We hear it all the time, people don’t know what they want unless they’re faced with scarcity or educated on all the choices.
But there’s two problems with this assumption.
There’s no way for someone to be happy with a product made for the masses and there’s no way for someone to be happy if the array of product is hard to search.
The Internet breaks interests into clusters. Any reader or music shopper can log onto Amazon and break down a generic search like “Japanese” into sub categories “comics” and then “animals” until they find exactly what they’re looking for.
Books > Japanese > Comics > Animals
But consumers also have the option of searching books by “wisdom of crowds” in the most popular books section. The retailer can influence purchasing behavior too with recommended titles. By limiting selection, they increase profits.
From a consumer perspective, choice is turned off or on based on how choosy we want to be. The more knowledge or familiarity of a product makes our checkout easy, given a reasonable price. Product ignorance or carelessness turns people into marketing targets for endcaps.
The online and physical store worlds benefit from both the long-tail and universal ways of selling.

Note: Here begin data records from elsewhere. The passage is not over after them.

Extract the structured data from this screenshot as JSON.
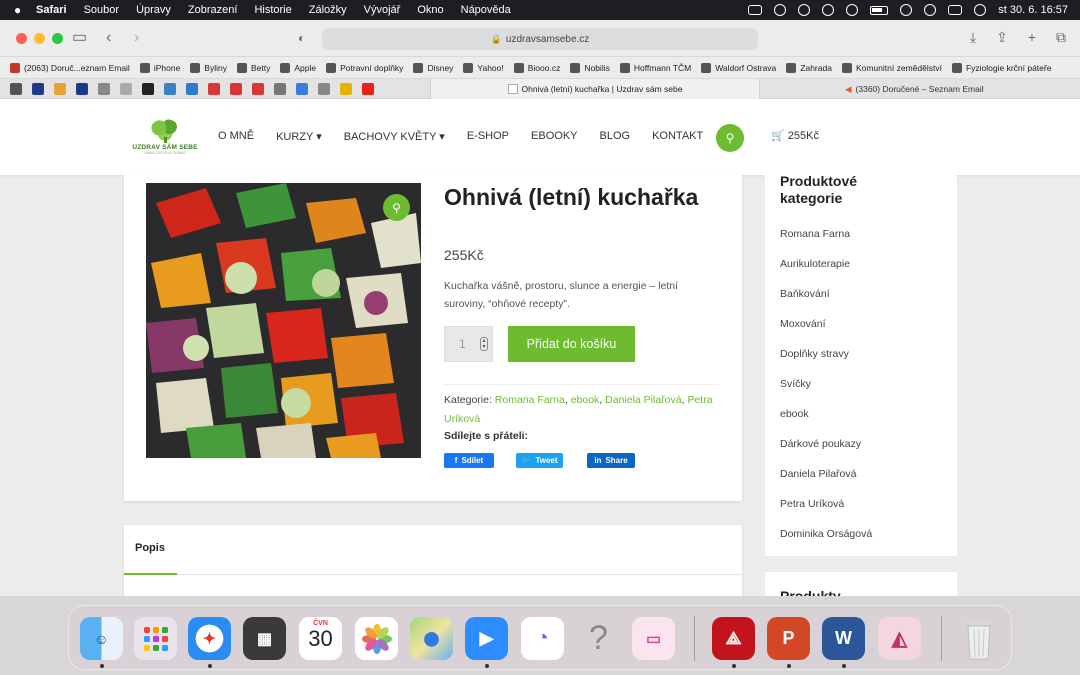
{
  "menubar": {
    "app": "Safari",
    "items": [
      "Soubor",
      "Úpravy",
      "Zobrazení",
      "Historie",
      "Záložky",
      "Vývojář",
      "Okno",
      "Nápověda"
    ],
    "clock": "st 30. 6.  16:57"
  },
  "browser": {
    "url": "uzdravsamsebe.cz",
    "bookmarks": [
      {
        "label": "(2063) Doruč...eznam Email",
        "color": "#c0392b"
      },
      {
        "label": "iPhone",
        "color": "#555"
      },
      {
        "label": "Byliny",
        "color": "#555"
      },
      {
        "label": "Betty",
        "color": "#555"
      },
      {
        "label": "Apple",
        "color": "#555"
      },
      {
        "label": "Potravní doplňky",
        "color": "#555"
      },
      {
        "label": "Disney",
        "color": "#555"
      },
      {
        "label": "Yahoo!",
        "color": "#555"
      },
      {
        "label": "Biooo.cz",
        "color": "#555"
      },
      {
        "label": "Nobilis",
        "color": "#555"
      },
      {
        "label": "Hoffmann TČM",
        "color": "#555"
      },
      {
        "label": "Waldorf Ostrava",
        "color": "#555"
      },
      {
        "label": "Zahrada",
        "color": "#555"
      },
      {
        "label": "Komunitní zemědělství",
        "color": "#555"
      },
      {
        "label": "Fyziologie krční páteře",
        "color": "#555"
      }
    ],
    "active_tab": "Ohnivá (letní) kuchařka | Uzdrav sám sebe",
    "other_tab": "(3360) Doručené – Seznam Email"
  },
  "site": {
    "logo_text": "UZDRAV SÁM SEBE",
    "logo_sub": "SAMA CESTA KE ZDRAVÍ",
    "nav": [
      "O MNĚ",
      "KURZY ▾",
      "BACHOVY KVĚTY ▾",
      "E-SHOP",
      "EBOOKY",
      "BLOG",
      "KONTAKT"
    ],
    "cart": "255Kč"
  },
  "product": {
    "title": "Ohnivá (letní) kuchařka",
    "price": "255Kč",
    "description": "Kuchařka vášně, prostoru, slunce a energie – letní suroviny, “ohňové recepty”.",
    "quantity": "1",
    "add_to_cart": "Přidat do košíku",
    "categories_label": "Kategorie:",
    "categories": [
      "Romana Farna",
      "ebook",
      "Daniela Pilařová",
      "Petra Uríková"
    ],
    "share_label": "Sdílejte s přáteli:",
    "share_buttons": {
      "facebook": "Sdílet",
      "twitter": "Tweet",
      "linkedin": "Share"
    },
    "description_tab": "Popis"
  },
  "sidebar": {
    "title": "Produktové kategorie",
    "categories": [
      "Romana Farna",
      "Aurikuloterapie",
      "Baňkování",
      "Moxování",
      "Doplňky stravy",
      "Svíčky",
      "ebook",
      "Dárkové poukazy",
      "Daniela Pilařová",
      "Petra Uríková",
      "Dominika Orságová"
    ],
    "next_title": "Produkty"
  },
  "dock": {
    "calendar_month": "ČVN",
    "calendar_day": "30",
    "apps": [
      "finder-icon",
      "launchpad-icon",
      "safari-icon",
      "calculator-icon",
      "calendar-icon",
      "photos-icon",
      "maps-icon",
      "zoom-icon",
      "messenger-icon",
      "unknown-app-icon",
      "monitor-app-icon",
      "acrobat-icon",
      "powerpoint-icon",
      "word-icon",
      "affinity-icon",
      "trash-icon"
    ]
  },
  "colors": {
    "accent": "#6dbb2e",
    "facebook": "#1877f2",
    "twitter": "#1da1f2",
    "linkedin": "#0a66c2"
  }
}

P.S. – Social influence makes choice even more elastic. Friends can deteremine your wish lists.